What needs to be done: Each line of the data below must be given again exactly as written.

Supplied entries:

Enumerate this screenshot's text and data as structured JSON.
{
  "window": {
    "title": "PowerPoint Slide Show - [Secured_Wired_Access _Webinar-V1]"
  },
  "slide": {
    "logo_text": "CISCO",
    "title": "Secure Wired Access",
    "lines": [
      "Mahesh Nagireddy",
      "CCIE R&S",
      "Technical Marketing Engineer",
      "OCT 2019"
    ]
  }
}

Answer to this exercise:
Enumerate this screenshot's text and data as structured JSON.
{
  "window": {
    "title": "PowerPoint Slide Show - [Secured_Wired_Access _Webinar-V1]"
  },
  "slide": {
    "logo_text": "CISCO",
    "title": "Secure Wired Access",
    "lines": [
      "Mahesh Nagireddy",
      "CCIE R&S",
      "Technical Marketing Engineer",
      "OCT 2019"
    ]
  }
}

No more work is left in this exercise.